FORT MEADE, Maryland — A US military judge convicted Bradley Manning of espionage Tuesday, leaving him facing a lengthy jail term despite clearing him on the most serious charge that he ‘aided the enemy.’
Well, it would have been ridiculous to convict Manning of aiding the enemy, since the Pentagon won’t even tell us who our enemies are; that’s secret!*
Colonel Denise Lind found Manning guilty of 20 of 22 counts related to his leaking of a huge trove of secret US diplomatic cables and military logs to the WikiLeaks website. …
If Lind decides to impose penalties in the higher ranges permitted under the charges, the now 25-year-old Manning could face a de facto life sentence of more than 100 years in jail.
Or 136, but who’s counting?
Manning faces 136 year MAX punishment on the crimes he was found GUILTY– sentencing begins tomorrow.
— Alexa O'Brien (@carwinb) July 30, 2013
Other good news from the verdict, according to Marcy Wheeler:
But the big news — and very good news — is that Manning is innocent of the aiding the enemy charge. That ruling averted a potentially catastrophic effect on freedom of speech in this country.
As ACLU lawyer Ben Wizner explained last year, the aiding the enemy charge threatened every single soldier who spoke publicly. “Article 104 is not limited to sensitive or classified information — it prohibits any unauthorized communication or contact with an enemy,” Wizner explained. “So, if the government is right that a soldier ‘indirectly’ aids the enemy when he posts information to which the enemy might have access, then the threat of criminal prosecution hangs over any service member who gives an interview to a reporter, writes a letter to the editor, or posts a blog to the internet.”
Moreover, a charge of “aiding the enemy” is not limited to military figures.
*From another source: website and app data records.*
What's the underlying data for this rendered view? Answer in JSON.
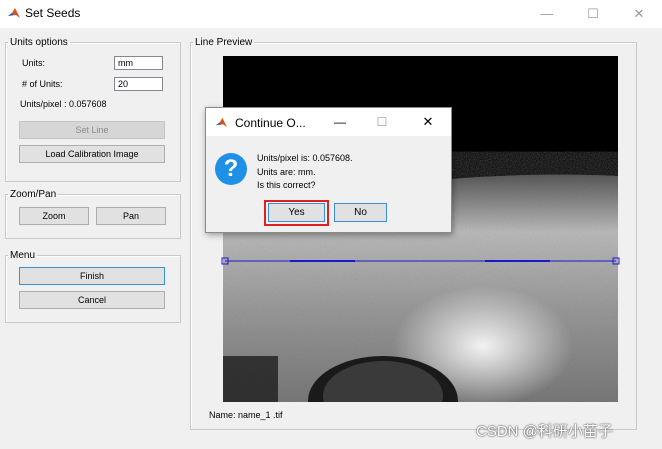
{
  "window": {
    "title": "Set Seeds",
    "minimize_glyph": "—",
    "maximize_glyph": "☐",
    "close_glyph": "✕"
  },
  "units_panel": {
    "title": "Units options",
    "units_label": "Units:",
    "units_value": "mm",
    "num_units_label": "# of Units:",
    "num_units_value": "20",
    "units_per_pixel": "Units/pixel : 0.057608",
    "set_line_label": "Set Line",
    "load_calibration_label": "Load Calibration Image"
  },
  "zoom_panel": {
    "title": "Zoom/Pan",
    "zoom_label": "Zoom",
    "pan_label": "Pan"
  },
  "menu_panel": {
    "title": "Menu",
    "finish_label": "Finish",
    "cancel_label": "Cancel"
  },
  "preview": {
    "title": "Line Preview",
    "file_name": "Name: name_1 .tif"
  },
  "dialog": {
    "title": "Continue O...",
    "minimize_glyph": "—",
    "maximize_glyph": "☐",
    "close_glyph": "✕",
    "icon_glyph": "?",
    "line1": "Units/pixel is: 0.057608.",
    "line2": "Units are: mm.",
    "line3": "Is this correct?",
    "yes_label": "Yes",
    "no_label": "No"
  },
  "watermark": "CSDN @科研小苗子",
  "colors": {
    "accent": "#3c8fd6",
    "highlight_box": "#e02020",
    "seed_line": "#1a1acc",
    "question_icon": "#1e90e6"
  }
}
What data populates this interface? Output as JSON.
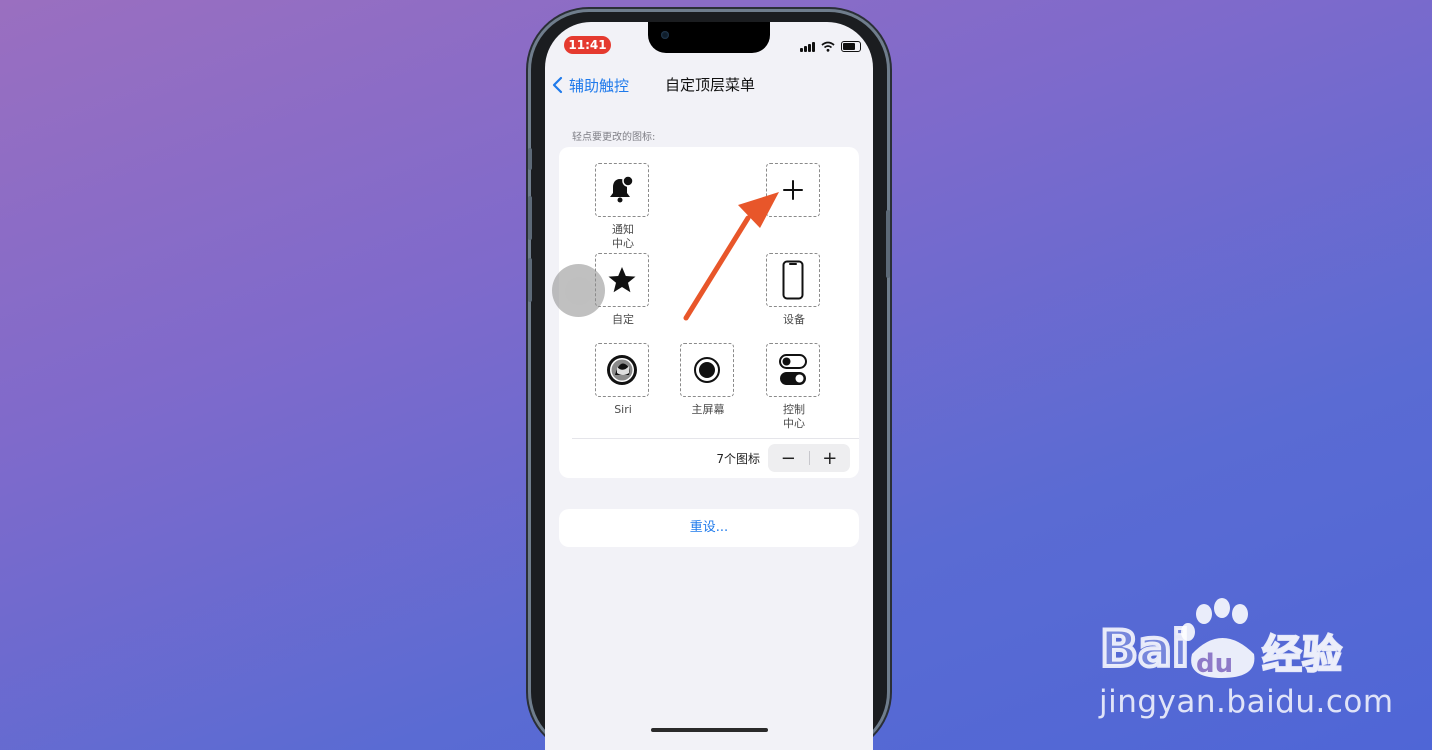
{
  "status_bar": {
    "time": "11:41",
    "time_pill_color": "#e53a2f"
  },
  "nav": {
    "back_label": "辅助触控",
    "title": "自定顶层菜单"
  },
  "section_caption": "轻点要更改的图标:",
  "icons": [
    {
      "label_line1": "通知",
      "label_line2": "中心",
      "icon": "bell-badge-icon"
    },
    {
      "label_line1": "",
      "label_line2": "",
      "icon": "plus-icon"
    },
    {
      "label_line1": "自定",
      "label_line2": "",
      "icon": "star-icon"
    },
    {
      "label_line1": "设备",
      "label_line2": "",
      "icon": "iphone-icon"
    },
    {
      "label_line1": "Siri",
      "label_line2": "",
      "icon": "siri-icon"
    },
    {
      "label_line1": "主屏幕",
      "label_line2": "",
      "icon": "home-button-icon"
    },
    {
      "label_line1": "控制",
      "label_line2": "中心",
      "icon": "toggles-icon"
    }
  ],
  "icon_count": {
    "label": "7个图标",
    "minus": "−",
    "plus": "+"
  },
  "reset_label": "重设...",
  "accent_color": "#1f7aeb",
  "annotation_arrow_color": "#e8562a",
  "watermark": {
    "brand_left": "Bai",
    "brand_paw": "du",
    "brand_right": "经验",
    "url": "jingyan.baidu.com"
  }
}
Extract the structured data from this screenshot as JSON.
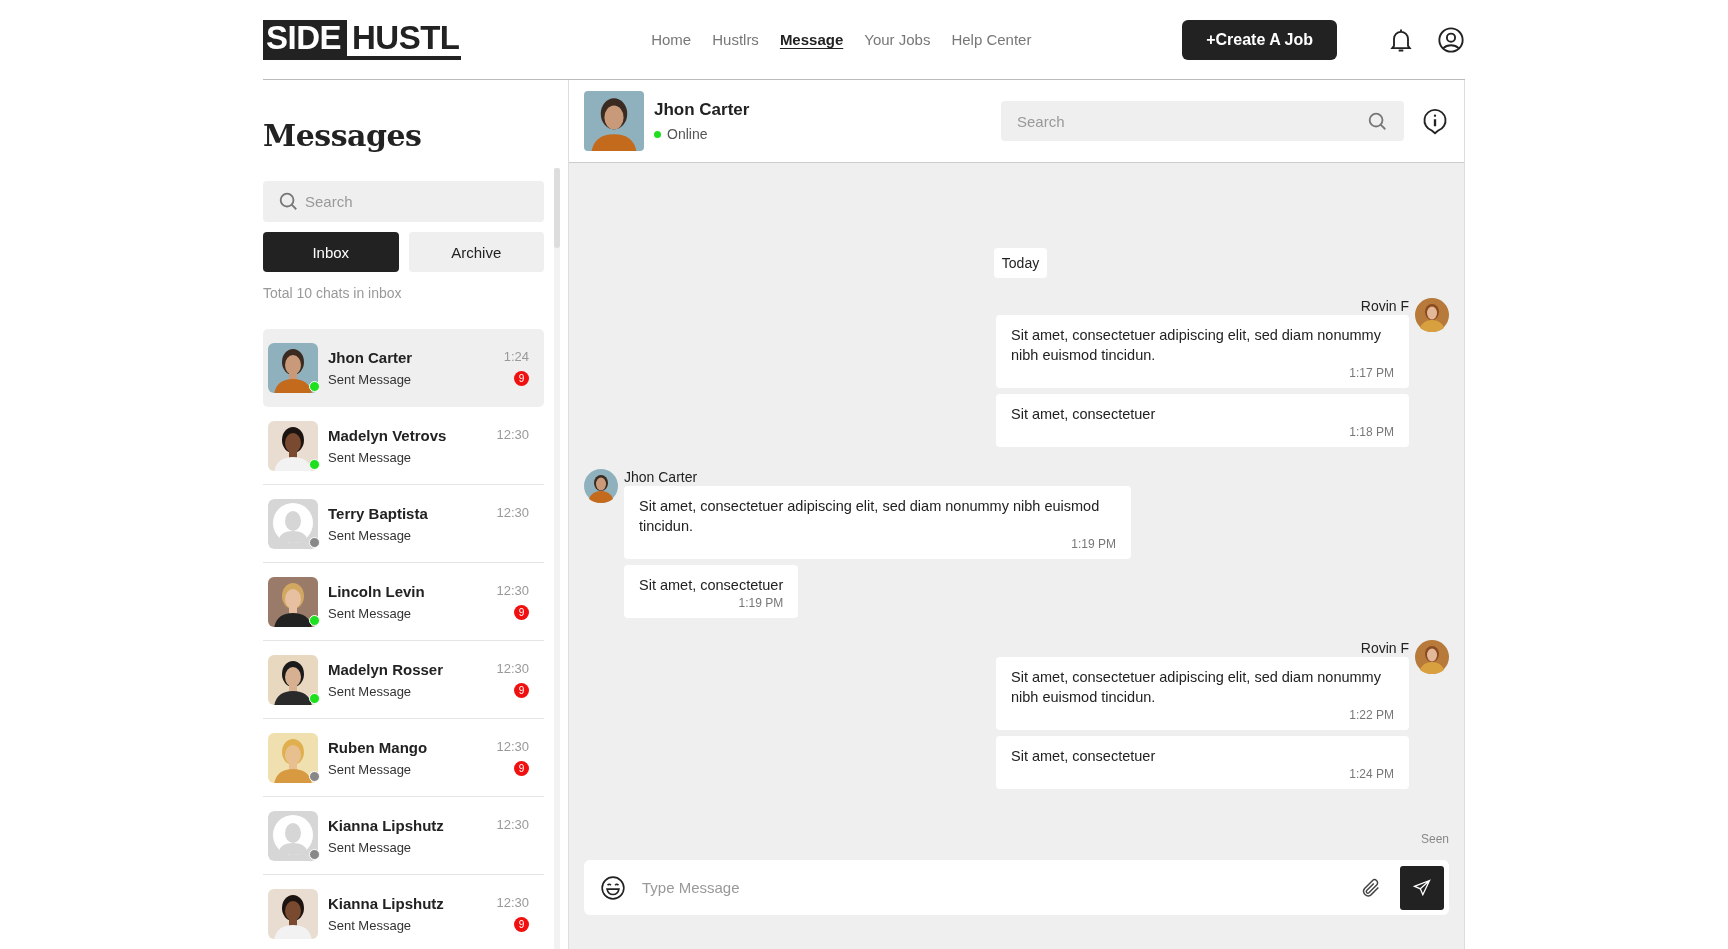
{
  "logo": {
    "part_1": "SIDE",
    "part_2": "HUSTL"
  },
  "nav": [
    {
      "label": "Home",
      "selected": false
    },
    {
      "label": "Hustlrs",
      "selected": false
    },
    {
      "label": "Message",
      "selected": true
    },
    {
      "label": "Your Jobs",
      "selected": false
    },
    {
      "label": "Help Center",
      "selected": false
    }
  ],
  "create_button": "+Create A Job",
  "sidebar": {
    "title": "Messages",
    "search": {
      "placeholder": "Search"
    },
    "tabs": [
      {
        "label": "Inbox",
        "selected": true
      },
      {
        "label": "Archive",
        "selected": false
      }
    ],
    "total": "Total 10 chats in inbox",
    "chats": [
      {
        "name": "Jhon Carter",
        "preview": "Sent Message",
        "time": "1:24",
        "unread": "9",
        "online": true,
        "selected": true
      },
      {
        "name": "Madelyn Vetrovs",
        "preview": "Sent Message",
        "time": "12:30",
        "online": true,
        "selected": false
      },
      {
        "name": "Terry Baptista",
        "preview": "Sent Message",
        "time": "12:30",
        "kind": "placeholder",
        "online": false,
        "selected": false
      },
      {
        "name": "Lincoln Levin",
        "preview": "Sent Message",
        "time": "12:30",
        "unread": "9",
        "online": true,
        "selected": false
      },
      {
        "name": "Madelyn Rosser",
        "preview": "Sent Message",
        "time": "12:30",
        "unread": "9",
        "online": true,
        "selected": false
      },
      {
        "name": "Ruben Mango",
        "preview": "Sent Message",
        "time": "12:30",
        "unread": "9",
        "online": false,
        "selected": false
      },
      {
        "name": "Kianna Lipshutz",
        "preview": "Sent Message",
        "time": "12:30",
        "kind": "placeholder",
        "online": false,
        "selected": false
      },
      {
        "name": "Kianna Lipshutz",
        "preview": "Sent Message",
        "time": "12:30",
        "unread": "9",
        "selected": false
      }
    ]
  },
  "chat": {
    "contact": {
      "name": "Jhon Carter",
      "status": "Online",
      "online": true
    },
    "search": {
      "placeholder": "Search"
    },
    "messages": [
      {
        "kind": "date",
        "text": "Today"
      },
      {
        "kind": "outgoing",
        "sender": "Rovin F",
        "bubbles": [
          {
            "text": "Sit amet, consectetuer adipiscing elit, sed diam nonummy nibh euismod tincidun.",
            "time": "1:17 PM"
          },
          {
            "text": "Sit amet, consectetuer",
            "time": "1:18 PM"
          }
        ]
      },
      {
        "kind": "incoming",
        "sender": "Jhon Carter",
        "bubbles": [
          {
            "text": "Sit amet, consectetuer adipiscing elit, sed diam nonummy nibh euismod tincidun.",
            "time": "1:19 PM"
          },
          {
            "text": "Sit amet, consectetuer",
            "time": "1:19 PM"
          }
        ]
      },
      {
        "kind": "outgoing",
        "sender": "Rovin F",
        "bubbles": [
          {
            "text": "Sit amet, consectetuer adipiscing elit, sed diam nonummy nibh euismod tincidun.",
            "time": "1:22 PM"
          },
          {
            "text": "Sit amet, consectetuer",
            "time": "1:24 PM"
          }
        ]
      }
    ],
    "seen": "Seen",
    "composer": {
      "placeholder": "Type Message"
    }
  }
}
Civilians, too, can be charged.
Nor would the charge have been limited to outlets like WikiLeaks. While in its closing arguments, the government tried hard to describe WikiLeaks as different from other news outlets, when asked in a hearing in March whether the government would have charged Manning with “aiding the enemy” had he leaked directly to the New York Times, they said he would.
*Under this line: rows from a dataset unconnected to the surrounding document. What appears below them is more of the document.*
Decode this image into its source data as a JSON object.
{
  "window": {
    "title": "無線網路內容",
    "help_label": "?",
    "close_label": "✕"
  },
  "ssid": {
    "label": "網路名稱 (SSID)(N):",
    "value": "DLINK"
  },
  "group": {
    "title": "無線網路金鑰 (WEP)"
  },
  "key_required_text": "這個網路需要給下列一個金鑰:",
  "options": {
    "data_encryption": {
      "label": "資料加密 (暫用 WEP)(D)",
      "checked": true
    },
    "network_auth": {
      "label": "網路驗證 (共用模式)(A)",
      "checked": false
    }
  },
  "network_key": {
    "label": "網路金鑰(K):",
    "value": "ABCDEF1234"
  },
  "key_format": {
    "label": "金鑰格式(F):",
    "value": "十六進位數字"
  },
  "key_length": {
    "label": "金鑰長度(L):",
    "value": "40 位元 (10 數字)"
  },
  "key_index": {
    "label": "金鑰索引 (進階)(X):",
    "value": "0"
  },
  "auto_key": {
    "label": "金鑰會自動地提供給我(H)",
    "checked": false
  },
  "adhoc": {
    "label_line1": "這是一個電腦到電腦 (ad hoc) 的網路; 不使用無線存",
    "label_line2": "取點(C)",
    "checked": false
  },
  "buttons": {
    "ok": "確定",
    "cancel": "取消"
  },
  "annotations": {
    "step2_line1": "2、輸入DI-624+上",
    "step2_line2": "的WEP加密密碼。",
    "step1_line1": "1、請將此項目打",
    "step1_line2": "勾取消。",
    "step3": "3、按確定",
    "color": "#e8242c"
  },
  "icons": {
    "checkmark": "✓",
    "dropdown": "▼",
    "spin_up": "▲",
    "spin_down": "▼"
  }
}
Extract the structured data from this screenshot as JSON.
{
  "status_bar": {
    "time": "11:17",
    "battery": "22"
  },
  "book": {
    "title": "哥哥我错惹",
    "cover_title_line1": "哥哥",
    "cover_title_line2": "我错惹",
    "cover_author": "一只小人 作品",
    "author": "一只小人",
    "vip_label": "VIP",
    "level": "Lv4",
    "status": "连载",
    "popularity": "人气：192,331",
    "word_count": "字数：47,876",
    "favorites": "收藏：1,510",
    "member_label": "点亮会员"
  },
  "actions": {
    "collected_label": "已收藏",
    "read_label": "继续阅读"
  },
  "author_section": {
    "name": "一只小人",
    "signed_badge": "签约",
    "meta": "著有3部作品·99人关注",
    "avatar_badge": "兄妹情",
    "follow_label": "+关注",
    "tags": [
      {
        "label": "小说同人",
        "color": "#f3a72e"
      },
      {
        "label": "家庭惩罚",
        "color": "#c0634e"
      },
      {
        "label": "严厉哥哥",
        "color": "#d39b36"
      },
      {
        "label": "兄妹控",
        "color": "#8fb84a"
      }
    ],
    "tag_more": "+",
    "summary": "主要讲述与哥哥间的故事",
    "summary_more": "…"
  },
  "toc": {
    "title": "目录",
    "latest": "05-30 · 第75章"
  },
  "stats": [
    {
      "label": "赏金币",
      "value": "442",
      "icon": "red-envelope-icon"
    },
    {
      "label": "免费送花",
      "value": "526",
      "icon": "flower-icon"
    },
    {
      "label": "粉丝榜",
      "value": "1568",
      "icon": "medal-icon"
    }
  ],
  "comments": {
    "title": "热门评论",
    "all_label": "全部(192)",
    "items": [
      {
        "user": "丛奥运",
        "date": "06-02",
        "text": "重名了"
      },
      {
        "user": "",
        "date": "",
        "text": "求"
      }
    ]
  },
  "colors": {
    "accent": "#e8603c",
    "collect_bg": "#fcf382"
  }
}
There is one more significant detail in Lind’s ruling today. In addition to aiding the enemy, the one other charge she found Manning innocent of involved leaking a video of a civilian massacre in Garani, Afghanistan. While Manning admitted accessing the video, the government insisted he had leaked it months before Manning admitted to accessing it (and before forensic evidence showed he had). This claim — one Lind said they did not prove — was key to their claims that Manning had planned to leak to WikiLeaks from the start of his deployment to Iraq.
Thus, while Manning was found guilty on 19 charges, the government’s efforts to use this case to implicate WikiLeaks as a spy suffered a setback with this innocent ruling.
Could have been worse! Readers?
NOTE * Could be anybody, and in fact, probably is!
UPDATE Guardian live blog; the family’s statement:
We want to express our deep thanks to David Coombs, who has dedicated three years of his life to serving as lead counsel in Brad’s case. We also want to thank Brad’s Army defense team, Major Thomas Hurley and Captain Joshua Tooman, for their tireless efforts on Brad’s behalf, and Brad’s first defense counsel, Captain Paul Bouchard, who was so helpful to all of us in those early confusing days and first suggested David Coombs as Brad’s counsel. Most of all, we would like to thank the thousands of people who rallied to Brad’s cause, providing financial and emotional support throughout this long and difficult time, especially Jeff Paterson and Courage to Resist and the Bradley Manning Support Network. Their support has allowed a young Army private to defend himself against the full might of not only the US Army but also the US Government.
UPDATE Here’s Charlie Savage summarizing the government’s theory of the case:
The government’s theory was that providing defense-related information to an entity that published it for the world to see constituted aiding the enemy because the world includes adversaries, like members of Al Qaeda, who could read the documents online.
Which does seem a little over broad. And by “over broad,” I mean “lunatic, in the same way that Caligula making his horse, Incitatus, Consul, was lunatic.”